Winter: A dirge
Once more the Sire of Storms his cloudy tent
Has pitched upon our Northern hemisphere,
And, from his shadowy seat,
Forc'd Autumn to retire.
The feeble race of flow'rs have breath'd their last,
And sad, and solemn, sounds the frequent knell
Of rural Beauty gone —
Of rural Pleasure lost!
Invidious Hoar-frost, perching on the spray,
Where late the wood-lark sang his sweet farewell,
Pierces, with fatal sting,
The green leaf's tender nerve.
Waving his ebon wand, the surly Pow'r
Calls forth from their dank cells the chilling train
Of foul unwholesome fogs,
And glooms of hideous hue.
The curtain, that enclos'd Morn's rosy couch,

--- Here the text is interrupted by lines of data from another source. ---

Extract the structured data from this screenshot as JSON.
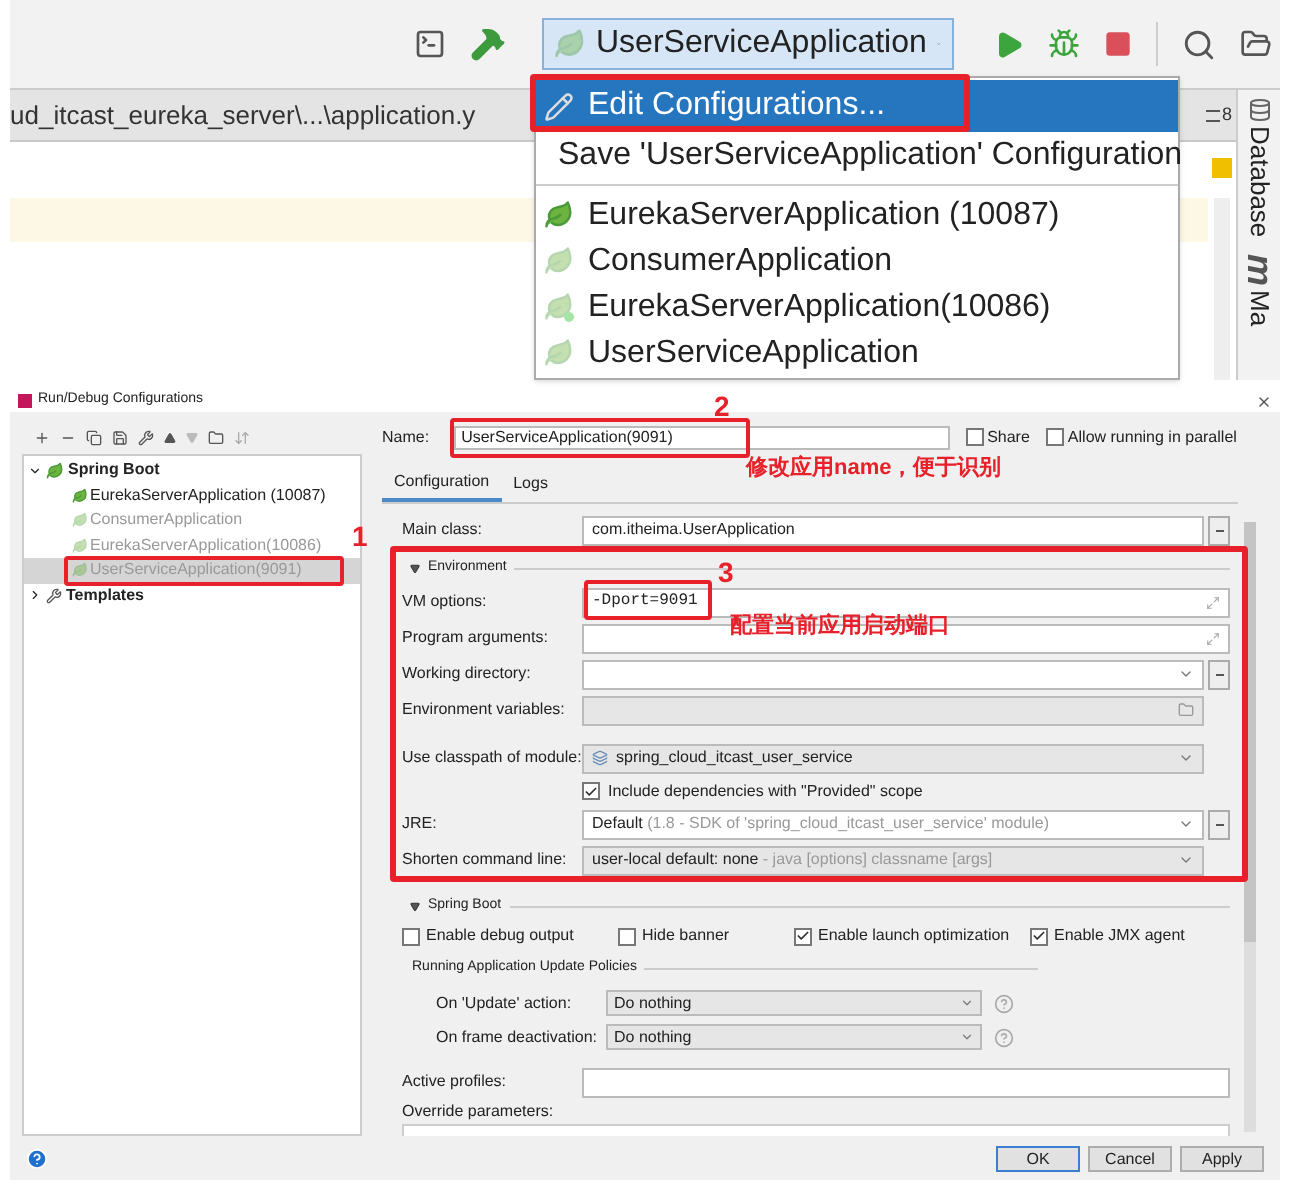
{
  "toolbar": {
    "run_config": "UserServiceApplication"
  },
  "editor": {
    "breadcrumb": "ud_itcast_eureka_server\\...\\application.y",
    "tab_count": "8"
  },
  "side_tabs": [
    {
      "label": "Database"
    },
    {
      "label": "m"
    },
    {
      "label": "Ma"
    }
  ],
  "run_menu": {
    "items": [
      {
        "kind": "action",
        "label": "Edit Configurations...",
        "selected": true
      },
      {
        "kind": "action",
        "label": "Save 'UserServiceApplication' Configuration",
        "selected": false
      },
      {
        "kind": "config",
        "label": "EurekaServerApplication (10087)",
        "selected": false,
        "active": true,
        "running": false
      },
      {
        "kind": "config",
        "label": "ConsumerApplication",
        "selected": false,
        "active": false,
        "running": false
      },
      {
        "kind": "config",
        "label": "EurekaServerApplication(10086)",
        "selected": false,
        "active": false,
        "running": true
      },
      {
        "kind": "config",
        "label": "UserServiceApplication",
        "selected": false,
        "active": false,
        "running": false
      }
    ]
  },
  "dialog": {
    "title": "Run/Debug Configurations",
    "tree": [
      {
        "label": "Spring Boot",
        "expanded": true,
        "children": [
          {
            "label": "EurekaServerApplication (10087)",
            "active": true,
            "selected": false
          },
          {
            "label": "ConsumerApplication",
            "active": false,
            "selected": false
          },
          {
            "label": "EurekaServerApplication(10086)",
            "active": false,
            "selected": false
          },
          {
            "label": "UserServiceApplication(9091)",
            "active": false,
            "selected": true
          }
        ]
      },
      {
        "label": "Templates",
        "expanded": false
      }
    ],
    "name_label": "Name:",
    "name": "UserServiceApplication(9091)",
    "options": [
      {
        "label": "Share",
        "checked": false
      },
      {
        "label": "Allow running in parallel",
        "checked": false
      }
    ],
    "tabs": [
      {
        "label": "Configuration",
        "selected": true
      },
      {
        "label": "Logs",
        "selected": false
      }
    ],
    "main_class": {
      "label": "Main class:",
      "value": "com.itheima.UserApplication"
    },
    "environment": {
      "title": "Environment",
      "expanded": true,
      "rows": [
        {
          "kind": "expandable",
          "label": "VM options:",
          "value": "-Dport=9091"
        },
        {
          "kind": "expandable",
          "label": "Program arguments:"
        },
        {
          "kind": "combo",
          "label": "Working directory:"
        },
        {
          "kind": "env",
          "label": "Environment variables:"
        },
        {
          "kind": "module",
          "label": "Use classpath of module:",
          "value": "spring_cloud_itcast_user_service"
        },
        {
          "kind": "checkbox",
          "label": "Include dependencies with \"Provided\" scope",
          "checked": true
        },
        {
          "kind": "jre",
          "label": "JRE:",
          "value": "Default",
          "hint": "(1.8 - SDK of 'spring_cloud_itcast_user_service' module)"
        },
        {
          "kind": "shorten",
          "label": "Shorten command line:",
          "value": "user-local default: none",
          "hint": "- java [options] classname [args]"
        }
      ]
    },
    "spring_boot": {
      "title": "Spring Boot",
      "expanded": true,
      "checkboxes": [
        {
          "label": "Enable debug output",
          "checked": false
        },
        {
          "label": "Hide banner",
          "checked": false
        },
        {
          "label": "Enable launch optimization",
          "checked": true
        },
        {
          "label": "Enable JMX agent",
          "checked": true
        }
      ],
      "policies_title": "Running Application Update Policies",
      "policies": [
        {
          "label": "On 'Update' action:",
          "value": "Do nothing"
        },
        {
          "label": "On frame deactivation:",
          "value": "Do nothing"
        }
      ],
      "active_profiles": "Active profiles:",
      "override": "Override parameters:"
    },
    "buttons": [
      {
        "label": "OK",
        "selected": true
      },
      {
        "label": "Cancel",
        "selected": false
      },
      {
        "label": "Apply",
        "selected": false
      }
    ]
  },
  "annotations": {
    "markers": [
      "1",
      "2",
      "3"
    ],
    "notes": [
      "修改应用name，便于识别",
      "配置当前应用启动端口"
    ]
  }
}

No more its gay embroider'd folds displays,
As from it she descends
To greet the rising Sun.
Eve, like a Mourner, muffled in her weeds,
Beside the tomb of one she dearly lov'd,

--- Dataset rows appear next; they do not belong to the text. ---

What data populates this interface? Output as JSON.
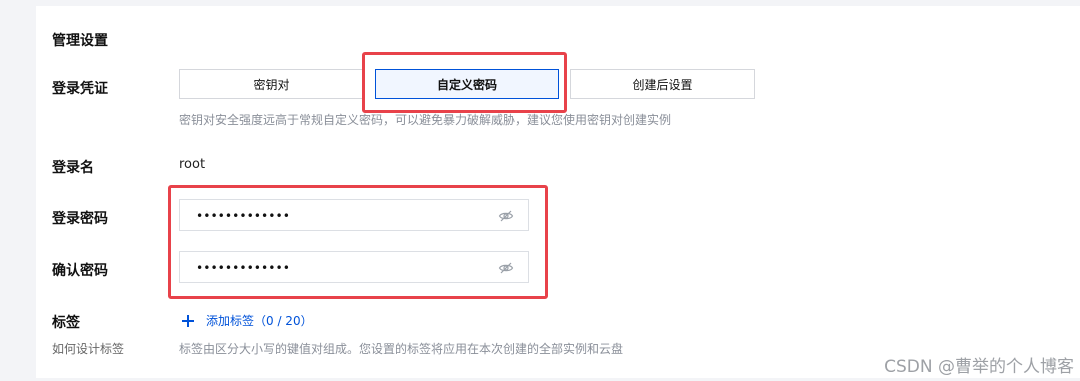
{
  "section_title": "管理设置",
  "login_credential": {
    "label": "登录凭证",
    "options": [
      "密钥对",
      "自定义密码",
      "创建后设置"
    ],
    "selected": "自定义密码",
    "hint": "密钥对安全强度远高于常规自定义密码，可以避免暴力破解威胁，建议您使用密钥对创建实例"
  },
  "login_name": {
    "label": "登录名",
    "value": "root"
  },
  "login_password": {
    "label": "登录密码",
    "value": "•••••••••••••",
    "icon": "eye-off-icon"
  },
  "confirm_password": {
    "label": "确认密码",
    "value": "•••••••••••••",
    "icon": "eye-off-icon"
  },
  "tags": {
    "label": "标签",
    "sub_label": "如何设计标签",
    "add_label": "添加标签（0 / 20）",
    "hint": "标签由区分大小写的键值对组成。您设置的标签将应用在本次创建的全部实例和云盘"
  },
  "highlight_color": "#e8424a",
  "accent_color": "#0052d9",
  "watermark": "CSDN @曹举的个人博客"
}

Eyes the dull scene awhile —
Then, with a sigh, departs
To light her chariot on its dreary way.
Night, now, needs all her lamps; save when the Moon
Pours from her silver urn
The radiant flood around.
Faint Nature falls a prey to atrophy;
And all her living tribes seem sorrowful
Their common Parent, thus
Declining, to behold.
But those, to whom the God, who governs all,
Gave intellectual light, to see and judge,
They know that, by and by,
Her health will be restor'd.
They know that, by and by, the breath of Spring,
With renovated vigour, will inspire
Her faded form again,
And deck it with new charms.
Robert Potter (1755-1829)
from Walker's Hibernian Magazine, 1802
[Poem is in the public domain worldwide]
Thomas Stott biography